Father Averky from the Jordanville monastery wrote (http://www.monachos.net/mb/messages/4225/11224.html?1053660275):
Again, not wanting to offend, and having to keep with my own adjuration, if your priest or bishop has decided to grant the economy of reception by Chrismation rather than full trtiple immersion, then there simply is no question. The bishop, who has the fullness of grace, has the right to make such a decison as to the reception of converts. Further, if it has become general policy of a particular church, then there also is no question. There might be those of us who wish to keep more to the classical Tradition of the Church, but in the situation of the decision by a bishop or a synod bishops of another local Church, we have no right to judge one way or another. And, when converts who have been received by chrismation by another church wish to join our church, there is no question - they are members of the Orthodox Church. It is only extreme fanatics who will also deny that there is even grace in new calendar churches who will raise the question of the validity of reception. What is important, is that once we are in the Orthodox Church, that we adhere to her teachings, and strive to gain salvation. Don't let the issue bother you - any of you. Strive to say your souls, and with all your hearts love God and your neighbor as yourself.

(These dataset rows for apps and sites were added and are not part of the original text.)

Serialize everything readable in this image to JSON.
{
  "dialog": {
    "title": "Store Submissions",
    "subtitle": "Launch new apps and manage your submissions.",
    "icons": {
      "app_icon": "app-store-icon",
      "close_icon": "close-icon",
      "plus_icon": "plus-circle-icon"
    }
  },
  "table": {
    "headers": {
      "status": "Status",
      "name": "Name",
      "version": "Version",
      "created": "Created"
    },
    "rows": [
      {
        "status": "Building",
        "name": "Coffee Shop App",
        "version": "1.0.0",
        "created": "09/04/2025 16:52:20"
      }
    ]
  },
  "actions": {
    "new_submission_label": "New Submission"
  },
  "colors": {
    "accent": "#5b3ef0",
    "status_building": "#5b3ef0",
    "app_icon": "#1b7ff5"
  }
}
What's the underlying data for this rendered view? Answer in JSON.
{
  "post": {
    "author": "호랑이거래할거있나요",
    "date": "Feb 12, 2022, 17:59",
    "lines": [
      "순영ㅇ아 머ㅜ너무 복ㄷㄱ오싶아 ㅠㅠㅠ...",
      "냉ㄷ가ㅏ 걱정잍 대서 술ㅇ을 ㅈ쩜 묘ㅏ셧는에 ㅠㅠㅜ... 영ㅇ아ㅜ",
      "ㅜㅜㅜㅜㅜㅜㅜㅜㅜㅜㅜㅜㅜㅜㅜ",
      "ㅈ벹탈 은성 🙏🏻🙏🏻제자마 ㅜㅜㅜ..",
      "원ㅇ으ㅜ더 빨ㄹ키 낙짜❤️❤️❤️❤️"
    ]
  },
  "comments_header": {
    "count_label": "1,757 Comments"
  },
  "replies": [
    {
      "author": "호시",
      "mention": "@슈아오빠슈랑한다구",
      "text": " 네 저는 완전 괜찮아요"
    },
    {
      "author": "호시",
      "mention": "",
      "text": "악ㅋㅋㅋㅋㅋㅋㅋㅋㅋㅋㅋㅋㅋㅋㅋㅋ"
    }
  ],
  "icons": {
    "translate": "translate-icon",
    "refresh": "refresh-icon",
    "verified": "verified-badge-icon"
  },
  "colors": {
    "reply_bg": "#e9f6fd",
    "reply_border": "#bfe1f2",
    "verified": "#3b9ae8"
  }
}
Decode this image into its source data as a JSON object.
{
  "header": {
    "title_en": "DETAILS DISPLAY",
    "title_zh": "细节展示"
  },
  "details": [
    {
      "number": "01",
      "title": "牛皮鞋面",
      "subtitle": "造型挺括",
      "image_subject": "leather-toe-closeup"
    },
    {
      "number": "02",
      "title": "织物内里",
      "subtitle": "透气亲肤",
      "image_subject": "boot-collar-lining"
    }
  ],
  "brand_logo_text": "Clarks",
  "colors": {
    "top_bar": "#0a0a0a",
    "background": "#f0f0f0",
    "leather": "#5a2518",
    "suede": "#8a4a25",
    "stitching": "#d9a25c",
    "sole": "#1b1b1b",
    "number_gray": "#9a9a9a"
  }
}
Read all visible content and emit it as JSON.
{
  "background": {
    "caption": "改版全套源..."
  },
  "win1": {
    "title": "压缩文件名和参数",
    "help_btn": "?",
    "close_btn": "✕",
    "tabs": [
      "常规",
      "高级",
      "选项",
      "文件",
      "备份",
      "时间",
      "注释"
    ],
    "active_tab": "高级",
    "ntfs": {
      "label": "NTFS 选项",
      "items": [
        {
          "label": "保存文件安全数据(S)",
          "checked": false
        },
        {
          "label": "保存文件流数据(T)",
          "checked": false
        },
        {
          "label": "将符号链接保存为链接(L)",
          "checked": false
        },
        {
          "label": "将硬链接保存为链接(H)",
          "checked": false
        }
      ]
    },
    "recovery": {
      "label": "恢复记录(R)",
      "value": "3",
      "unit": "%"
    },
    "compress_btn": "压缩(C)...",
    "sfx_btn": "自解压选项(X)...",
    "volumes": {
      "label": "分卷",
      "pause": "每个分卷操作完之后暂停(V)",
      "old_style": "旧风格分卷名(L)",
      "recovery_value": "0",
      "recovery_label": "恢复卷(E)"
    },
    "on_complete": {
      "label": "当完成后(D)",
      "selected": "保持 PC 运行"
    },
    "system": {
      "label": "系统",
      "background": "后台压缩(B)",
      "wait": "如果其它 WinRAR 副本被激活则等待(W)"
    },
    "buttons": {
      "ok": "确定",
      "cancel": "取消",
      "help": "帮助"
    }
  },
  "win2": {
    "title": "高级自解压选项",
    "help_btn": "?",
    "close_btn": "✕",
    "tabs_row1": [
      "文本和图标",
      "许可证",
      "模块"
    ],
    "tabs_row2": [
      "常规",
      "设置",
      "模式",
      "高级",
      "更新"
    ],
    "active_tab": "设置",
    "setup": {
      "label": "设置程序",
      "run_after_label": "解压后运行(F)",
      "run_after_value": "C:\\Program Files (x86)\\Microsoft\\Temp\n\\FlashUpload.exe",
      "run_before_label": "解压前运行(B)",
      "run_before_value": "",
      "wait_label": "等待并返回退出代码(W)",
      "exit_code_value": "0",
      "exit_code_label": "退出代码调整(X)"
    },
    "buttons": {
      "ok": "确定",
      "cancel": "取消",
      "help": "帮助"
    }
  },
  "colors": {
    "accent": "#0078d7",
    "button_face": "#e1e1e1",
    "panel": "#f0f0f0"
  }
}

One quick note - the economia of allowing chrismation from the Tradition of the Orthodox Church does not say that the sacraments of the heterodox are 'valid,' but that the chrismation as an economy makes up for that which is lacking. Here is where there is an important difference in the understanding of economy. By strict teaching of the Orthodox church, the Holy Spirit resides only in Holy Ortrhodoxy, but God is not limited either in His love or in His mercy.